Exercise description: All the entries that follow are to be returned exactly.

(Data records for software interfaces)
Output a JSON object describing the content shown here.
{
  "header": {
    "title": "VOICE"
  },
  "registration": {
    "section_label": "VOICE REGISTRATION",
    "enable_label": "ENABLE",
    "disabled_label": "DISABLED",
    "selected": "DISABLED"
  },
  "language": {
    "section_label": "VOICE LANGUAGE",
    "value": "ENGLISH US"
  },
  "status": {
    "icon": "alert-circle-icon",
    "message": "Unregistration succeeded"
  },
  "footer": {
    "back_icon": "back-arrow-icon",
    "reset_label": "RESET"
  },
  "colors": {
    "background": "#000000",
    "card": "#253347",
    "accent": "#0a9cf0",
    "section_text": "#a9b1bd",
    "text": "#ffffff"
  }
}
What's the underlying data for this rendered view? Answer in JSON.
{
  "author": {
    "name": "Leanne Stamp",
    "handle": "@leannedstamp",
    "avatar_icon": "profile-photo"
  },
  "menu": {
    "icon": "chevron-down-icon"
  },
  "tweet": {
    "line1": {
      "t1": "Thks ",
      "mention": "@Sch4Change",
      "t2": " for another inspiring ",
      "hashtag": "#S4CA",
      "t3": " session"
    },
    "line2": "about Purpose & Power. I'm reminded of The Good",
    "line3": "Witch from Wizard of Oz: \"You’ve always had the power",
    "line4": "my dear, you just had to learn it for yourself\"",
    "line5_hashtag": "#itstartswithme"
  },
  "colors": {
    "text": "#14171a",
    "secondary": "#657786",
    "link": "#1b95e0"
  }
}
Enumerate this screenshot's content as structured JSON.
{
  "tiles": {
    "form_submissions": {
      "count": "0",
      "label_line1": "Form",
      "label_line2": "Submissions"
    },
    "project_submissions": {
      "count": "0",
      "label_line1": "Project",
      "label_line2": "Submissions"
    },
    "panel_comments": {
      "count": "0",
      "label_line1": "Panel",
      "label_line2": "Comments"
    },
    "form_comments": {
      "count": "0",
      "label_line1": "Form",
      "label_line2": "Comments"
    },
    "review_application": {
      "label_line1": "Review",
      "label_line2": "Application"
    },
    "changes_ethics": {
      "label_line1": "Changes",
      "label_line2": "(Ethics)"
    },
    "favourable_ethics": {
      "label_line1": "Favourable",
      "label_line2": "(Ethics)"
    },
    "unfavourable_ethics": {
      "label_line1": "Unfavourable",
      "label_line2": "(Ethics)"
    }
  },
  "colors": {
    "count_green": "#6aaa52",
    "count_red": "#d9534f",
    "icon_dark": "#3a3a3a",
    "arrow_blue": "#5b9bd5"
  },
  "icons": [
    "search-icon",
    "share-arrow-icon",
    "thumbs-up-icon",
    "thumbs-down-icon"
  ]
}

Output:
Output a JSON object describing the content shown here.
{
  "header": {
    "title": "VOICE"
  },
  "registration": {
    "section_label": "VOICE REGISTRATION",
    "enable_label": "ENABLE",
    "disabled_label": "DISABLED",
    "selected": "DISABLED"
  },
  "language": {
    "section_label": "VOICE LANGUAGE",
    "value": "ENGLISH US"
  },
  "status": {
    "icon": "alert-circle-icon",
    "message": "Unregistration succeeded"
  },
  "footer": {
    "back_icon": "back-arrow-icon",
    "reset_label": "RESET"
  },
  "colors": {
    "background": "#000000",
    "card": "#253347",
    "accent": "#0a9cf0",
    "section_text": "#a9b1bd",
    "text": "#ffffff"
  }
}
What's the underlying data for this rendered view? Answer in JSON.
{
  "author": {
    "name": "Leanne Stamp",
    "handle": "@leannedstamp",
    "avatar_icon": "profile-photo"
  },
  "menu": {
    "icon": "chevron-down-icon"
  },
  "tweet": {
    "line1": {
      "t1": "Thks ",
      "mention": "@Sch4Change",
      "t2": " for another inspiring ",
      "hashtag": "#S4CA",
      "t3": " session"
    },
    "line2": "about Purpose & Power. I'm reminded of The Good",
    "line3": "Witch from Wizard of Oz: \"You’ve always had the power",
    "line4": "my dear, you just had to learn it for yourself\"",
    "line5_hashtag": "#itstartswithme"
  },
  "colors": {
    "text": "#14171a",
    "secondary": "#657786",
    "link": "#1b95e0"
  }
}
Enumerate this screenshot's content as structured JSON.
{
  "tiles": {
    "form_submissions": {
      "count": "0",
      "label_line1": "Form",
      "label_line2": "Submissions"
    },
    "project_submissions": {
      "count": "0",
      "label_line1": "Project",
      "label_line2": "Submissions"
    },
    "panel_comments": {
      "count": "0",
      "label_line1": "Panel",
      "label_line2": "Comments"
    },
    "form_comments": {
      "count": "0",
      "label_line1": "Form",
      "label_line2": "Comments"
    },
    "review_application": {
      "label_line1": "Review",
      "label_line2": "Application"
    },
    "changes_ethics": {
      "label_line1": "Changes",
      "label_line2": "(Ethics)"
    },
    "favourable_ethics": {
      "label_line1": "Favourable",
      "label_line2": "(Ethics)"
    },
    "unfavourable_ethics": {
      "label_line1": "Unfavourable",
      "label_line2": "(Ethics)"
    }
  },
  "colors": {
    "count_green": "#6aaa52",
    "count_red": "#d9534f",
    "icon_dark": "#3a3a3a",
    "arrow_blue": "#5b9bd5"
  },
  "icons": [
    "search-icon",
    "share-arrow-icon",
    "thumbs-up-icon",
    "thumbs-down-icon"
  ]
}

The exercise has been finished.